_Task_
Copy the entries word for word. Keep the pictures out.

══ Records provided ══

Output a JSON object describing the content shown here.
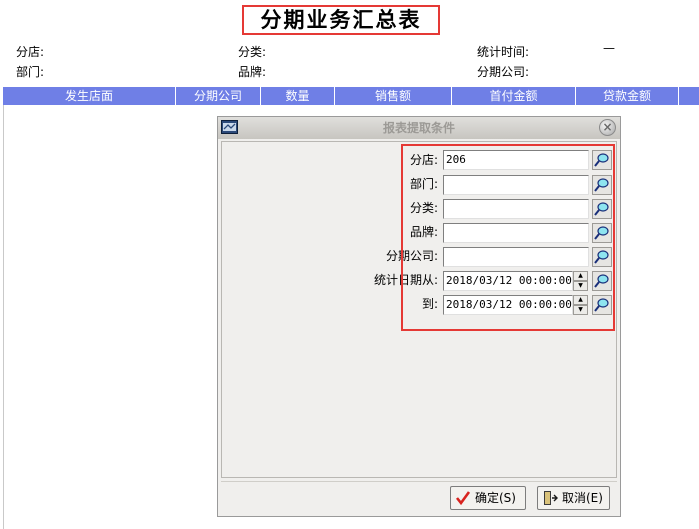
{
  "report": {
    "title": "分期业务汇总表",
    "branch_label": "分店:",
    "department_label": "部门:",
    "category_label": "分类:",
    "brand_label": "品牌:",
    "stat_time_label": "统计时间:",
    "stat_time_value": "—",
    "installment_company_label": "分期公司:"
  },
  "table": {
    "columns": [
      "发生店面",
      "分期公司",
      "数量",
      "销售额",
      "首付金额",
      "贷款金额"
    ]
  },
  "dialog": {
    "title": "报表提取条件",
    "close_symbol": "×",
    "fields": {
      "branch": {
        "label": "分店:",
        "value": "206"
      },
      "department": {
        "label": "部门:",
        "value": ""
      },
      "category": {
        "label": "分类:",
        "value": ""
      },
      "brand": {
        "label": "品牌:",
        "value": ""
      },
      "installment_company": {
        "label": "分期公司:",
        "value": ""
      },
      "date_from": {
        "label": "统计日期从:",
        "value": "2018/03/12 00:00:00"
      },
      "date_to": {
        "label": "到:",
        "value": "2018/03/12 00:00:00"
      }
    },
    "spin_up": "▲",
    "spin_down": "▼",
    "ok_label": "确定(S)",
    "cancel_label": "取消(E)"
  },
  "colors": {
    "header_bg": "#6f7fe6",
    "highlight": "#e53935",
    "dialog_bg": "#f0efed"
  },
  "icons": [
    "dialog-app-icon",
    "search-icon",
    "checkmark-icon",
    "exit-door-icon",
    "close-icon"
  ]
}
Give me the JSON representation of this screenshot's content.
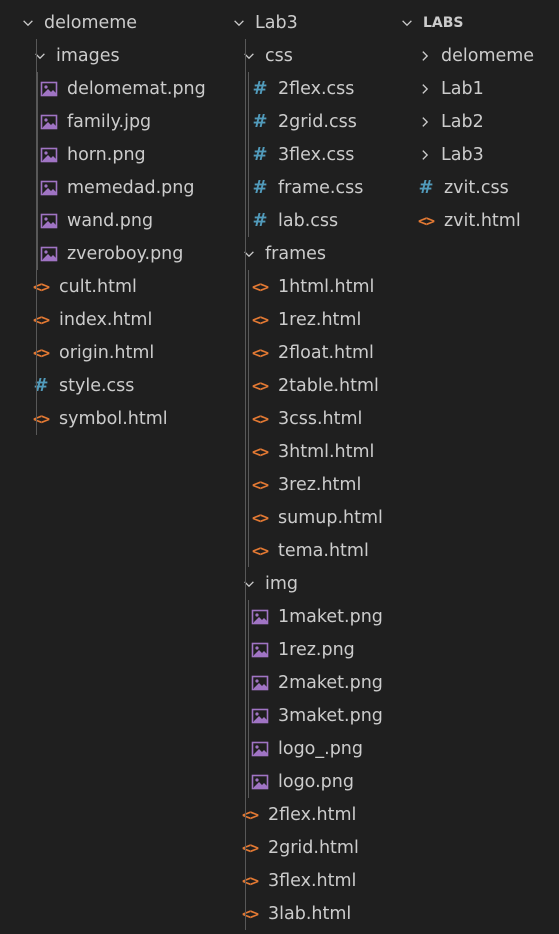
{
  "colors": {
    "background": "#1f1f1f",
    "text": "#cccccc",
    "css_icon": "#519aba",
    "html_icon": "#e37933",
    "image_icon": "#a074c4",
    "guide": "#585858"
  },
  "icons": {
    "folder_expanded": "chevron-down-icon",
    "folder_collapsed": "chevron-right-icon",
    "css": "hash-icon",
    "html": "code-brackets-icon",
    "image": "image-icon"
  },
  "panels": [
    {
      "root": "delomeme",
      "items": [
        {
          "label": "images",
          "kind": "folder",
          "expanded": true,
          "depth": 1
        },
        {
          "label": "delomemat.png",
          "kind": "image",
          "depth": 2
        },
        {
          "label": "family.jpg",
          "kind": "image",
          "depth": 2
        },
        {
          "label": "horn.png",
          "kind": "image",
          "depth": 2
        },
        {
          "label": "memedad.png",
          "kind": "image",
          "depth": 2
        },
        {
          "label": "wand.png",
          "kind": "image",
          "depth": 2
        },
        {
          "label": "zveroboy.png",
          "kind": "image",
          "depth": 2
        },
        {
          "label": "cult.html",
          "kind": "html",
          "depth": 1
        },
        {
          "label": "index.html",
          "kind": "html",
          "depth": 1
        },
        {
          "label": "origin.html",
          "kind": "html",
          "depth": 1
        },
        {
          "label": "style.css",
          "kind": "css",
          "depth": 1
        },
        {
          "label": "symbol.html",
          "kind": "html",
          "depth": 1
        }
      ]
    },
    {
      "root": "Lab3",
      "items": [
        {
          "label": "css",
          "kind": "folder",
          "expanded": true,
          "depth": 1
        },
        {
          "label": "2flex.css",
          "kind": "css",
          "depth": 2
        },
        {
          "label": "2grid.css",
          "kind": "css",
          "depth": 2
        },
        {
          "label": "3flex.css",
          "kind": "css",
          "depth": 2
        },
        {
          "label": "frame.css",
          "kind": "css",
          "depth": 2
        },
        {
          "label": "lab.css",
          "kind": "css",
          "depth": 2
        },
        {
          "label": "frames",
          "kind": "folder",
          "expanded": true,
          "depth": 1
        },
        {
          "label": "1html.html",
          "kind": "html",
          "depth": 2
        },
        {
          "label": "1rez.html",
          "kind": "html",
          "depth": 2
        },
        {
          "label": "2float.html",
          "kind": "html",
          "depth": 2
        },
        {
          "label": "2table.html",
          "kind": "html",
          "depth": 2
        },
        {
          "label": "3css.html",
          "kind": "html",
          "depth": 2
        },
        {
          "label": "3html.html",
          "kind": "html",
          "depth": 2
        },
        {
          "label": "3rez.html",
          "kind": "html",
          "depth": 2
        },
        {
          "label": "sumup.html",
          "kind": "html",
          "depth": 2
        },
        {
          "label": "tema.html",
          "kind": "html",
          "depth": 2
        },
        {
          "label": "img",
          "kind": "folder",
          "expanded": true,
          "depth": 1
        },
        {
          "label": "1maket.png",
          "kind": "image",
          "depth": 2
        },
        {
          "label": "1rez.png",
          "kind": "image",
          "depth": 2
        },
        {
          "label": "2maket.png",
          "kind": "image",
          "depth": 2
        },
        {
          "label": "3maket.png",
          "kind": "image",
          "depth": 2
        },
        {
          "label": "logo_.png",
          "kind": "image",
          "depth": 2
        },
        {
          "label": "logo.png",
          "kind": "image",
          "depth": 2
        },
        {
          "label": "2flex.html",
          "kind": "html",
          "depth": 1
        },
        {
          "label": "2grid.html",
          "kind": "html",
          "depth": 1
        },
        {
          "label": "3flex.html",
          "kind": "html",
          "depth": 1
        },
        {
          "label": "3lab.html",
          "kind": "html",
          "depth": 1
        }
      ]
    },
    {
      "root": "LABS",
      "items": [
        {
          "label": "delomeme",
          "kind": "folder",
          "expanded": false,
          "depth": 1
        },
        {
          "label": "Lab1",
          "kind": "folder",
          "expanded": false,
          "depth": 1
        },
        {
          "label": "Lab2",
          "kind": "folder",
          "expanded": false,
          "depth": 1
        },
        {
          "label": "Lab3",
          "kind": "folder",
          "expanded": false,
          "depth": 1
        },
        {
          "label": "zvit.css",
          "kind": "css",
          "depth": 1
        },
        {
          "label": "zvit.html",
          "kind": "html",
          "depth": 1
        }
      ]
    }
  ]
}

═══

_Result for this task_
Output a JSON object describing the content shown here.
{
  "report": {
    "title": "分期业务汇总表",
    "branch_label": "分店:",
    "department_label": "部门:",
    "category_label": "分类:",
    "brand_label": "品牌:",
    "stat_time_label": "统计时间:",
    "stat_time_value": "—",
    "installment_company_label": "分期公司:"
  },
  "table": {
    "columns": [
      "发生店面",
      "分期公司",
      "数量",
      "销售额",
      "首付金额",
      "贷款金额"
    ]
  },
  "dialog": {
    "title": "报表提取条件",
    "close_symbol": "×",
    "fields": {
      "branch": {
        "label": "分店:",
        "value": "206"
      },
      "department": {
        "label": "部门:",
        "value": ""
      },
      "category": {
        "label": "分类:",
        "value": ""
      },
      "brand": {
        "label": "品牌:",
        "value": ""
      },
      "installment_company": {
        "label": "分期公司:",
        "value": ""
      },
      "date_from": {
        "label": "统计日期从:",
        "value": "2018/03/12 00:00:00"
      },
      "date_to": {
        "label": "到:",
        "value": "2018/03/12 00:00:00"
      }
    },
    "spin_up": "▲",
    "spin_down": "▼",
    "ok_label": "确定(S)",
    "cancel_label": "取消(E)"
  },
  "colors": {
    "header_bg": "#6f7fe6",
    "highlight": "#e53935",
    "dialog_bg": "#f0efed"
  },
  "icons": [
    "dialog-app-icon",
    "search-icon",
    "checkmark-icon",
    "exit-door-icon",
    "close-icon"
  ]
}
Give me the JSON representation of this screenshot's content.
{
  "colors": {
    "background": "#1f1f1f",
    "text": "#cccccc",
    "css_icon": "#519aba",
    "html_icon": "#e37933",
    "image_icon": "#a074c4",
    "guide": "#585858"
  },
  "icons": {
    "folder_expanded": "chevron-down-icon",
    "folder_collapsed": "chevron-right-icon",
    "css": "hash-icon",
    "html": "code-brackets-icon",
    "image": "image-icon"
  },
  "panels": [
    {
      "root": "delomeme",
      "items": [
        {
          "label": "images",
          "kind": "folder",
          "expanded": true,
          "depth": 1
        },
        {
          "label": "delomemat.png",
          "kind": "image",
          "depth": 2
        },
        {
          "label": "family.jpg",
          "kind": "image",
          "depth": 2
        },
        {
          "label": "horn.png",
          "kind": "image",
          "depth": 2
        },
        {
          "label": "memedad.png",
          "kind": "image",
          "depth": 2
        },
        {
          "label": "wand.png",
          "kind": "image",
          "depth": 2
        },
        {
          "label": "zveroboy.png",
          "kind": "image",
          "depth": 2
        },
        {
          "label": "cult.html",
          "kind": "html",
          "depth": 1
        },
        {
          "label": "index.html",
          "kind": "html",
          "depth": 1
        },
        {
          "label": "origin.html",
          "kind": "html",
          "depth": 1
        },
        {
          "label": "style.css",
          "kind": "css",
          "depth": 1
        },
        {
          "label": "symbol.html",
          "kind": "html",
          "depth": 1
        }
      ]
    },
    {
      "root": "Lab3",
      "items": [
        {
          "label": "css",
          "kind": "folder",
          "expanded": true,
          "depth": 1
        },
        {
          "label": "2flex.css",
          "kind": "css",
          "depth": 2
        },
        {
          "label": "2grid.css",
          "kind": "css",
          "depth": 2
        },
        {
          "label": "3flex.css",
          "kind": "css",
          "depth": 2
        },
        {
          "label": "frame.css",
          "kind": "css",
          "depth": 2
        },
        {
          "label": "lab.css",
          "kind": "css",
          "depth": 2
        },
        {
          "label": "frames",
          "kind": "folder",
          "expanded": true,
          "depth": 1
        },
        {
          "label": "1html.html",
          "kind": "html",
          "depth": 2
        },
        {
          "label": "1rez.html",
          "kind": "html",
          "depth": 2
        },
        {
          "label": "2float.html",
          "kind": "html",
          "depth": 2
        },
        {
          "label": "2table.html",
          "kind": "html",
          "depth": 2
        },
        {
          "label": "3css.html",
          "kind": "html",
          "depth": 2
        },
        {
          "label": "3html.html",
          "kind": "html",
          "depth": 2
        },
        {
          "label": "3rez.html",
          "kind": "html",
          "depth": 2
        },
        {
          "label": "sumup.html",
          "kind": "html",
          "depth": 2
        },
        {
          "label": "tema.html",
          "kind": "html",
          "depth": 2
        },
        {
          "label": "img",
          "kind": "folder",
          "expanded": true,
          "depth": 1
        },
        {
          "label": "1maket.png",
          "kind": "image",
          "depth": 2
        },
        {
          "label": "1rez.png",
          "kind": "image",
          "depth": 2
        },
        {
          "label": "2maket.png",
          "kind": "image",
          "depth": 2
        },
        {
          "label": "3maket.png",
          "kind": "image",
          "depth": 2
        },
        {
          "label": "logo_.png",
          "kind": "image",
          "depth": 2
        },
        {
          "label": "logo.png",
          "kind": "image",
          "depth": 2
        },
        {
          "label": "2flex.html",
          "kind": "html",
          "depth": 1
        },
        {
          "label": "2grid.html",
          "kind": "html",
          "depth": 1
        },
        {
          "label": "3flex.html",
          "kind": "html",
          "depth": 1
        },
        {
          "label": "3lab.html",
          "kind": "html",
          "depth": 1
        }
      ]
    },
    {
      "root": "LABS",
      "items": [
        {
          "label": "delomeme",
          "kind": "folder",
          "expanded": false,
          "depth": 1
        },
        {
          "label": "Lab1",
          "kind": "folder",
          "expanded": false,
          "depth": 1
        },
        {
          "label": "Lab2",
          "kind": "folder",
          "expanded": false,
          "depth": 1
        },
        {
          "label": "Lab3",
          "kind": "folder",
          "expanded": false,
          "depth": 1
        },
        {
          "label": "zvit.css",
          "kind": "css",
          "depth": 1
        },
        {
          "label": "zvit.html",
          "kind": "html",
          "depth": 1
        }
      ]
    }
  ]
}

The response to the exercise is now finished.